Accuracy of Periodontal Probing Depth and Calculus Detection Through the use of the Kinoshita Nissin Periodontal Dental Model.

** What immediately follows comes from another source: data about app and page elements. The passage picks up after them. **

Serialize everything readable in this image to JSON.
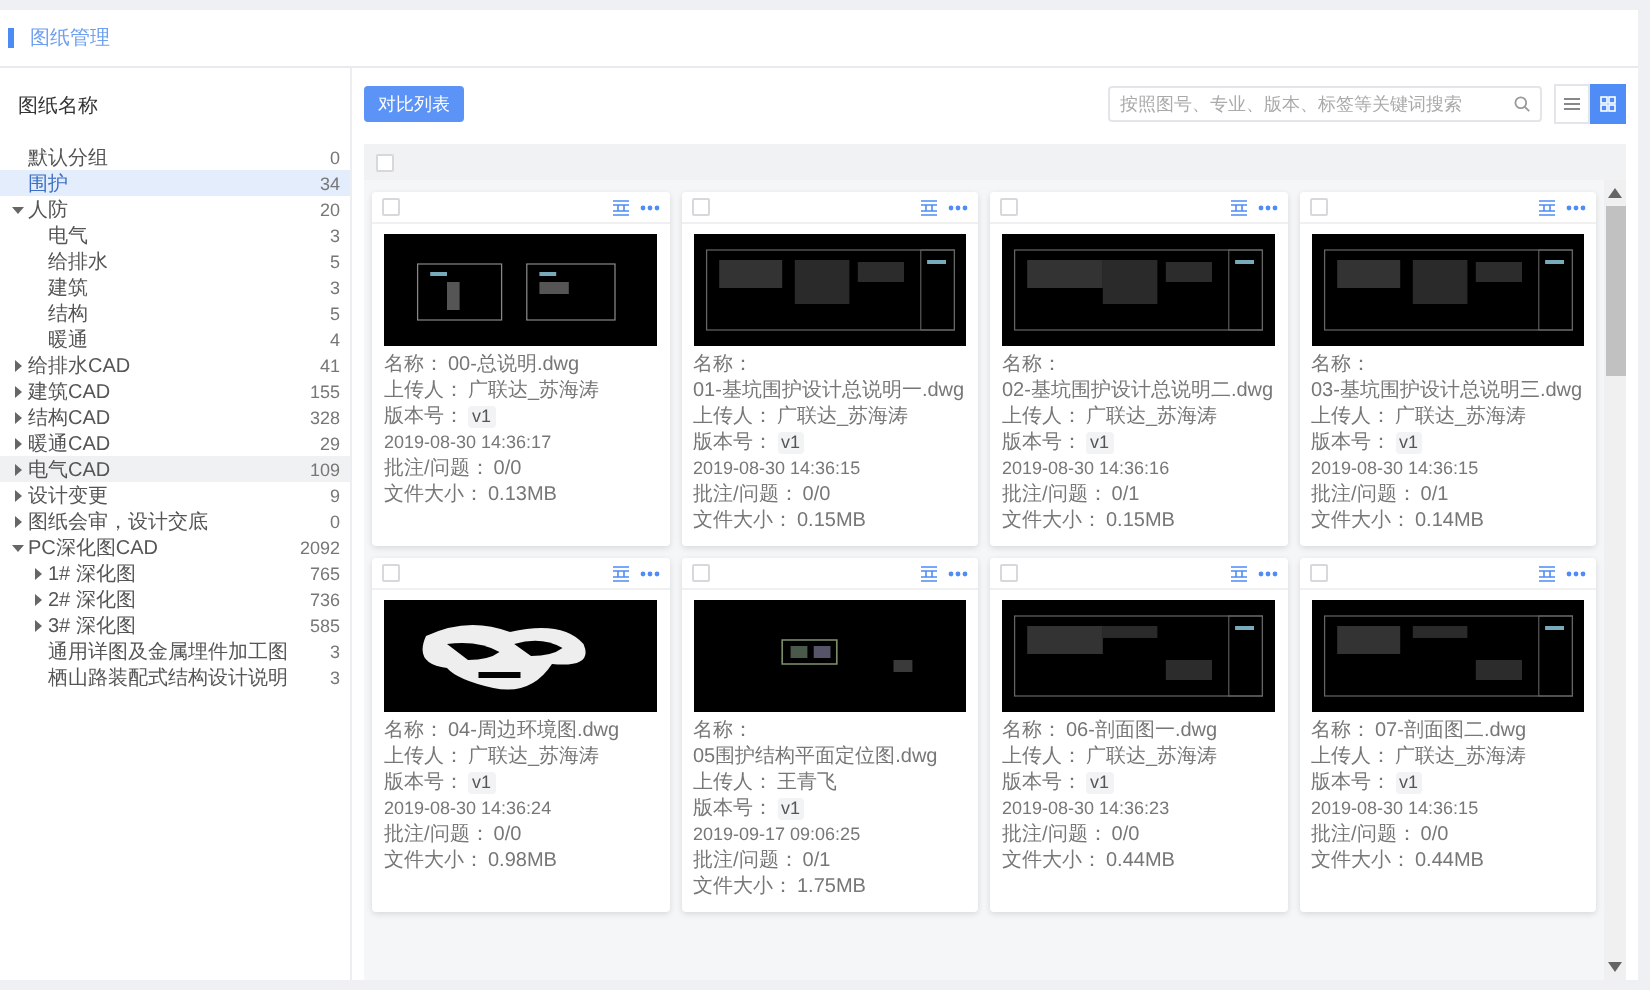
{
  "header": {
    "title": "图纸管理"
  },
  "sidebar": {
    "title": "图纸名称",
    "items": [
      {
        "label": "默认分组",
        "count": "0",
        "selected": false
      },
      {
        "label": "围护",
        "count": "34",
        "selected": true
      },
      {
        "label": "人防",
        "count": "20",
        "selected": false,
        "expanded": true,
        "children": [
          {
            "label": "电气",
            "count": "3",
            "selected": false
          },
          {
            "label": "给排水",
            "count": "5",
            "selected": false
          },
          {
            "label": "建筑",
            "count": "3",
            "selected": false
          },
          {
            "label": "结构",
            "count": "5",
            "selected": false
          },
          {
            "label": "暖通",
            "count": "4",
            "selected": false
          }
        ]
      },
      {
        "label": "给排水CAD",
        "count": "41",
        "selected": false,
        "expanded": false
      },
      {
        "label": "建筑CAD",
        "count": "155",
        "selected": false,
        "expanded": false
      },
      {
        "label": "结构CAD",
        "count": "328",
        "selected": false,
        "expanded": false
      },
      {
        "label": "暖通CAD",
        "count": "29",
        "selected": false,
        "expanded": false
      },
      {
        "label": "电气CAD",
        "count": "109",
        "selected": false,
        "hovered": true,
        "expanded": false
      },
      {
        "label": "设计变更",
        "count": "9",
        "selected": false,
        "expanded": false
      },
      {
        "label": "图纸会审，设计交底",
        "count": "0",
        "selected": false,
        "expanded": false
      },
      {
        "label": "PC深化图CAD",
        "count": "2092",
        "selected": false,
        "expanded": true,
        "children": [
          {
            "label": "1# 深化图",
            "count": "765",
            "selected": false,
            "expanded": false
          },
          {
            "label": "2# 深化图",
            "count": "736",
            "selected": false,
            "expanded": false
          },
          {
            "label": "3# 深化图",
            "count": "585",
            "selected": false,
            "expanded": false
          },
          {
            "label": "通用详图及金属埋件加工图",
            "count": "3",
            "selected": false
          },
          {
            "label": "栖山路装配式结构设计说明",
            "count": "3",
            "selected": false
          }
        ]
      }
    ]
  },
  "toolbar": {
    "button": "对比列表",
    "search": {
      "placeholder": "按照图号、专业、版本、标签等关键词搜索"
    },
    "views": [
      {
        "kind": "list",
        "selected": false
      },
      {
        "kind": "grid",
        "selected": true
      }
    ]
  },
  "select_all": {
    "checked": false
  },
  "cards": [
    {
      "checked": false,
      "fields": [
        {
          "label": "名称：",
          "value": "00-总说明.dwg"
        },
        {
          "label": "上传人：",
          "value": "广联达_苏海涛"
        },
        {
          "label": "版本号：",
          "badge": "v1",
          "value": "2019-08-30 14:36:17"
        },
        {
          "label": "批注/问题：",
          "value": "0/0"
        },
        {
          "label": "文件大小：",
          "value": "0.13MB"
        }
      ]
    },
    {
      "checked": false,
      "fields": [
        {
          "label": "名称：",
          "value": "01-基坑围护设计总说明一.dwg"
        },
        {
          "label": "上传人：",
          "value": "广联达_苏海涛"
        },
        {
          "label": "版本号：",
          "badge": "v1",
          "value": "2019-08-30 14:36:15"
        },
        {
          "label": "批注/问题：",
          "value": "0/0"
        },
        {
          "label": "文件大小：",
          "value": "0.15MB"
        }
      ]
    },
    {
      "checked": false,
      "fields": [
        {
          "label": "名称：",
          "value": "02-基坑围护设计总说明二.dwg"
        },
        {
          "label": "上传人：",
          "value": "广联达_苏海涛"
        },
        {
          "label": "版本号：",
          "badge": "v1",
          "value": "2019-08-30 14:36:16"
        },
        {
          "label": "批注/问题：",
          "value": "0/1"
        },
        {
          "label": "文件大小：",
          "value": "0.15MB"
        }
      ]
    },
    {
      "checked": false,
      "fields": [
        {
          "label": "名称：",
          "value": "03-基坑围护设计总说明三.dwg"
        },
        {
          "label": "上传人：",
          "value": "广联达_苏海涛"
        },
        {
          "label": "版本号：",
          "badge": "v1",
          "value": "2019-08-30 14:36:15"
        },
        {
          "label": "批注/问题：",
          "value": "0/1"
        },
        {
          "label": "文件大小：",
          "value": "0.14MB"
        }
      ]
    },
    {
      "checked": false,
      "fields": [
        {
          "label": "名称：",
          "value": "04-周边环境图.dwg"
        },
        {
          "label": "上传人：",
          "value": "广联达_苏海涛"
        },
        {
          "label": "版本号：",
          "badge": "v1",
          "value": "2019-08-30 14:36:24"
        },
        {
          "label": "批注/问题：",
          "value": "0/0"
        },
        {
          "label": "文件大小：",
          "value": "0.98MB"
        }
      ]
    },
    {
      "checked": false,
      "fields": [
        {
          "label": "名称：",
          "value": "05围护结构平面定位图.dwg"
        },
        {
          "label": "上传人：",
          "value": "王青飞"
        },
        {
          "label": "版本号：",
          "badge": "v1",
          "value": "2019-09-17 09:06:25"
        },
        {
          "label": "批注/问题：",
          "value": "0/1"
        },
        {
          "label": "文件大小：",
          "value": "1.75MB"
        }
      ]
    },
    {
      "checked": false,
      "fields": [
        {
          "label": "名称：",
          "value": "06-剖面图一.dwg"
        },
        {
          "label": "上传人：",
          "value": "广联达_苏海涛"
        },
        {
          "label": "版本号：",
          "badge": "v1",
          "value": "2019-08-30 14:36:23"
        },
        {
          "label": "批注/问题：",
          "value": "0/0"
        },
        {
          "label": "文件大小：",
          "value": "0.44MB"
        }
      ]
    },
    {
      "checked": false,
      "fields": [
        {
          "label": "名称：",
          "value": "07-剖面图二.dwg"
        },
        {
          "label": "上传人：",
          "value": "广联达_苏海涛"
        },
        {
          "label": "版本号：",
          "badge": "v1",
          "value": "2019-08-30 14:36:15"
        },
        {
          "label": "批注/问题：",
          "value": "0/0"
        },
        {
          "label": "文件大小：",
          "value": "0.44MB"
        }
      ]
    }
  ]
}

Abstract: Dental education is a continually evolving process. This study seeks to develop evidence-based practices for the instruction of dental students to accurately probe periodontal pockets and detect dental calculus. The purpose of this study was to evaluate the effectiveness of the Kinoshita Dental Model (KDM) as a pre-clinical training tool for pre-doctoral education in periodontal probing ... read moreand calculus detection. Prior to this study, students at Tufts University School of Dental Medicine (TUSDM) had been trained primarily through lecture in techniques for periodontal pocket probing and calculus detection. The KDM was specifically modified by the authors of this study to facilitate hands on instruction of probing depth measurement and calculus detection. Study participants were second year TUSDM students. Participants were given a hands-on lecture and workshop on correct techniques for periodontal probing and calculus detection using one of two KDM models. Three workshops were given. In each workshop participants received a KDM with different simulated gingiva. The three preclinical groups were trained on KDM models with translucent gingiva, opaque gingiva, or both translucent and opaque gingiva models. At the end of each workshop students were tested on opaque gingiva KDMs to determine their accuracy in both periodontal probing and calculus detection. The pre-clinical results of this study indicate that students preformed comparably on each model type with no statistically significant differences between groups for probing depth measurement. Significance was reported between groups for the total number of correctly identified surfaces of calculus however, no pair of groups could be identified as exhibiting a significant difference once accounting for more stringent statistical measures with Bonferroni correction. Preclinically, the opaque group performed better than the group trained with both translucent and opaque gingiva (p<0.05) for calculus detection. Clinical results showed no statistically significant differences between groups for mean probing depth values or the number of correctly identified surfaces for calculus detection. However, Generalized Estimating Equation (GEE) analysis showed a significant difference (p<0.0001) in students' ability to properly identify sites without calculus as compared to sites with calculus for all groups. This study brings us insight as to the effectiveness of each KDM as a teaching tool for periodontal probing and calculus detection as well as student performance on these tasks in a clinical setting.
Thesis (M.S.)--Tufts University, 2014.
Submitted to the Dept. of Periodontology.
Advisor: Paul Levi.
Committee: Matthew Finkelman, Eduardo Marcuschamer, Robert Rudy, and James Hanley.
Keyword: Dentistry.read less